• _DIRECTIONS FOR THIS TASK_
Excluding all pictures, please output the listing exactly.

• _EXTRACTED MATERIAL_
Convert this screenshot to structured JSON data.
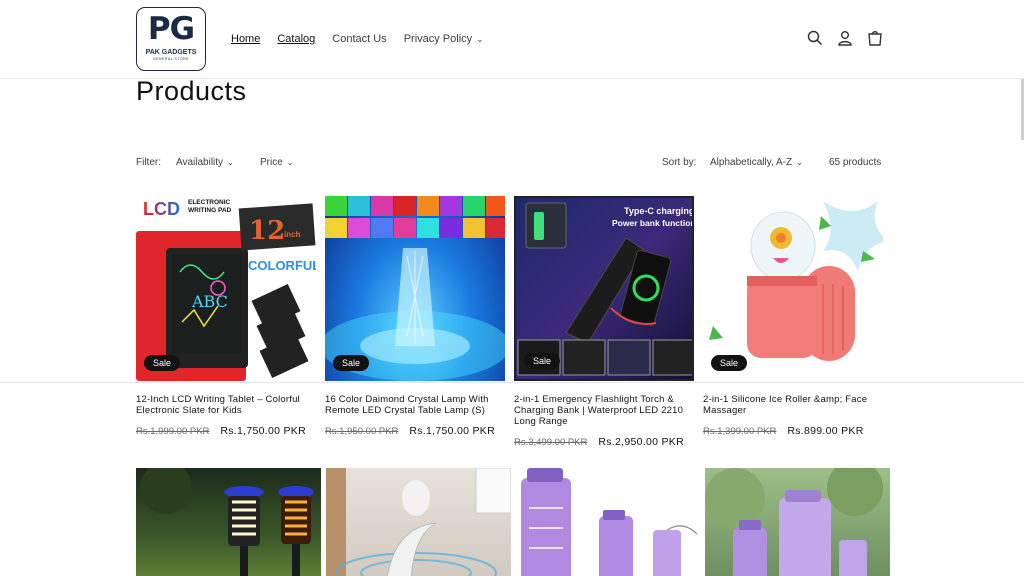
{
  "header": {
    "logo_mark": "PG",
    "logo_name": "PAK GADGETS",
    "logo_sub": "GENERAL STORE",
    "nav": [
      {
        "label": "Home"
      },
      {
        "label": "Catalog"
      },
      {
        "label": "Contact Us"
      },
      {
        "label": "Privacy Policy"
      }
    ],
    "icons": [
      "search-icon",
      "account-icon",
      "cart-icon"
    ]
  },
  "page": {
    "title": "Products"
  },
  "filters": {
    "filter_label": "Filter:",
    "availability": "Availability",
    "price": "Price",
    "sort_label": "Sort by:",
    "sort_value": "Alphabetically, A-Z",
    "count": "65 products"
  },
  "products": [
    {
      "title": "12-Inch LCD Writing Tablet – Colorful Electronic Slate for Kids",
      "old_price": "Rs.1,999.00 PKR",
      "price": "Rs.1,750.00 PKR",
      "badge": "Sale",
      "img_text_1": "LCD",
      "img_text_2": "ELECTRONIC WRITING PAD",
      "img_text_3": "12",
      "img_text_4": "inch",
      "img_text_5": "COLORFUL",
      "img_text_6": "ABC"
    },
    {
      "title": "16 Color Daimond Crystal Lamp With Remote LED Crystal Table Lamp (S)",
      "old_price": "Rs.1,950.00 PKR",
      "price": "Rs.1,750.00 PKR",
      "badge": "Sale"
    },
    {
      "title": "2-in-1 Emergency Flashlight Torch & Charging Bank | Waterproof LED 2210 Long Range",
      "old_price": "Rs.3,499.00 PKR",
      "price": "Rs.2,950.00 PKR",
      "badge": "Sale",
      "img_text_1": "Type-C charging",
      "img_text_2": "Power bank function"
    },
    {
      "title": "2-in-1 Silicone Ice Roller &amp; Face Massager",
      "old_price": "Rs.1,399.00 PKR",
      "price": "Rs.899.00 PKR",
      "badge": "Sale"
    }
  ],
  "row2": [
    {
      "name": "solar-lamp-product"
    },
    {
      "name": "levitating-lamp-product"
    },
    {
      "name": "water-bottle-set-product"
    },
    {
      "name": "water-bottle-set-2-product"
    }
  ]
}
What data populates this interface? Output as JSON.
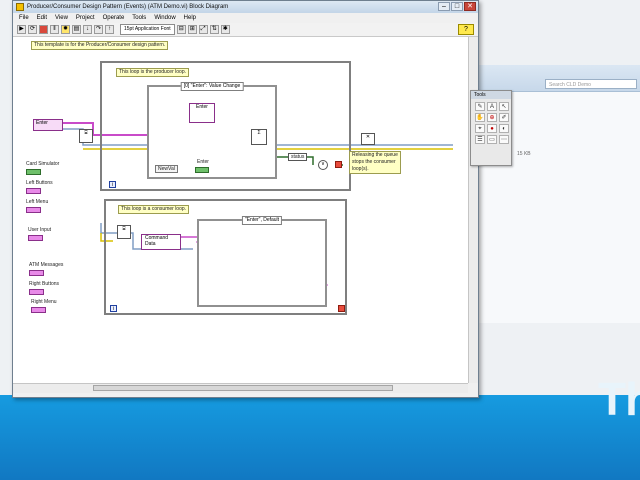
{
  "window": {
    "title": "Producer/Consumer Design Pattern (Events) (ATM Demo.vi) Block Diagram",
    "controls": {
      "minimize": "–",
      "maximize": "□",
      "close": "✕"
    }
  },
  "menu": [
    "File",
    "Edit",
    "View",
    "Project",
    "Operate",
    "Tools",
    "Window",
    "Help"
  ],
  "toolbar": {
    "font": "15pt Application Font",
    "icons": [
      "run-arrow-icon",
      "run-continuous-icon",
      "abort-icon",
      "pause-icon",
      "highlight-icon",
      "retain-icon",
      "step-into-icon",
      "step-over-icon",
      "step-out-icon",
      "align-icon",
      "distribute-icon",
      "resize-icon",
      "reorder-icon",
      "cleanup-icon"
    ],
    "help": "?"
  },
  "diagram": {
    "template_note": "This template is for the Producer/Consumer design pattern.",
    "producer_note": "This loop is the producer loop.",
    "consumer_note": "This loop is a consumer loop.",
    "release_note": "Releasing the queue\nstops the consumer\nloop(s).",
    "event_case_label": "[0] \"Enter\": Value Change",
    "consumer_case_label": "\"Enter\", Default",
    "enter_ctl": "Enter",
    "enter_inner": "Enter",
    "new_val": "NewVal",
    "enter_indicator": "Enter",
    "status": "status",
    "command": "Command",
    "data": "Data",
    "iter_i": "i",
    "side_labels": [
      "Card Simulator",
      "Left Buttons",
      "Left Menu",
      "User Input",
      "ATM Messages",
      "Right Buttons",
      "Right Menu"
    ]
  },
  "tools_palette": {
    "title": "Tools",
    "items": [
      "✎",
      "A",
      "↖",
      "✋",
      "⊕",
      "✐",
      "⌖",
      "●",
      "◐",
      "☰",
      "▭",
      "⋯"
    ]
  },
  "explorer": {
    "search": "Search CLD Demo",
    "size": "15 KB"
  },
  "desktop": {
    "brand": "Th"
  }
}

• _SOLUTION FOR THIS TASK_
Convert this screenshot to structured JSON data.
{
  "header": {
    "logo_mark": "PG",
    "logo_name": "PAK GADGETS",
    "logo_sub": "GENERAL STORE",
    "nav": [
      {
        "label": "Home"
      },
      {
        "label": "Catalog"
      },
      {
        "label": "Contact Us"
      },
      {
        "label": "Privacy Policy"
      }
    ],
    "icons": [
      "search-icon",
      "account-icon",
      "cart-icon"
    ]
  },
  "page": {
    "title": "Products"
  },
  "filters": {
    "filter_label": "Filter:",
    "availability": "Availability",
    "price": "Price",
    "sort_label": "Sort by:",
    "sort_value": "Alphabetically, A-Z",
    "count": "65 products"
  },
  "products": [
    {
      "title": "12-Inch LCD Writing Tablet – Colorful Electronic Slate for Kids",
      "old_price": "Rs.1,999.00 PKR",
      "price": "Rs.1,750.00 PKR",
      "badge": "Sale",
      "img_text_1": "LCD",
      "img_text_2": "ELECTRONIC WRITING PAD",
      "img_text_3": "12",
      "img_text_4": "inch",
      "img_text_5": "COLORFUL",
      "img_text_6": "ABC"
    },
    {
      "title": "16 Color Daimond Crystal Lamp With Remote LED Crystal Table Lamp (S)",
      "old_price": "Rs.1,950.00 PKR",
      "price": "Rs.1,750.00 PKR",
      "badge": "Sale"
    },
    {
      "title": "2-in-1 Emergency Flashlight Torch & Charging Bank | Waterproof LED 2210 Long Range",
      "old_price": "Rs.3,499.00 PKR",
      "price": "Rs.2,950.00 PKR",
      "badge": "Sale",
      "img_text_1": "Type-C charging",
      "img_text_2": "Power bank function"
    },
    {
      "title": "2-in-1 Silicone Ice Roller &amp; Face Massager",
      "old_price": "Rs.1,399.00 PKR",
      "price": "Rs.899.00 PKR",
      "badge": "Sale"
    }
  ],
  "row2": [
    {
      "name": "solar-lamp-product"
    },
    {
      "name": "levitating-lamp-product"
    },
    {
      "name": "water-bottle-set-product"
    },
    {
      "name": "water-bottle-set-2-product"
    }
  ]
}
What data populates this interface? Output as JSON.
{
  "window": {
    "title": "Producer/Consumer Design Pattern (Events) (ATM Demo.vi) Block Diagram",
    "controls": {
      "minimize": "–",
      "maximize": "□",
      "close": "✕"
    }
  },
  "menu": [
    "File",
    "Edit",
    "View",
    "Project",
    "Operate",
    "Tools",
    "Window",
    "Help"
  ],
  "toolbar": {
    "font": "15pt Application Font",
    "icons": [
      "run-arrow-icon",
      "run-continuous-icon",
      "abort-icon",
      "pause-icon",
      "highlight-icon",
      "retain-icon",
      "step-into-icon",
      "step-over-icon",
      "step-out-icon",
      "align-icon",
      "distribute-icon",
      "resize-icon",
      "reorder-icon",
      "cleanup-icon"
    ],
    "help": "?"
  },
  "diagram": {
    "template_note": "This template is for the Producer/Consumer design pattern.",
    "producer_note": "This loop is the producer loop.",
    "consumer_note": "This loop is a consumer loop.",
    "release_note": "Releasing the queue\nstops the consumer\nloop(s).",
    "event_case_label": "[0] \"Enter\": Value Change",
    "consumer_case_label": "\"Enter\", Default",
    "enter_ctl": "Enter",
    "enter_inner": "Enter",
    "new_val": "NewVal",
    "enter_indicator": "Enter",
    "status": "status",
    "command": "Command",
    "data": "Data",
    "iter_i": "i",
    "side_labels": [
      "Card Simulator",
      "Left Buttons",
      "Left Menu",
      "User Input",
      "ATM Messages",
      "Right Buttons",
      "Right Menu"
    ]
  },
  "tools_palette": {
    "title": "Tools",
    "items": [
      "✎",
      "A",
      "↖",
      "✋",
      "⊕",
      "✐",
      "⌖",
      "●",
      "◐",
      "☰",
      "▭",
      "⋯"
    ]
  },
  "explorer": {
    "search": "Search CLD Demo",
    "size": "15 KB"
  },
  "desktop": {
    "brand": "Th"
  }
}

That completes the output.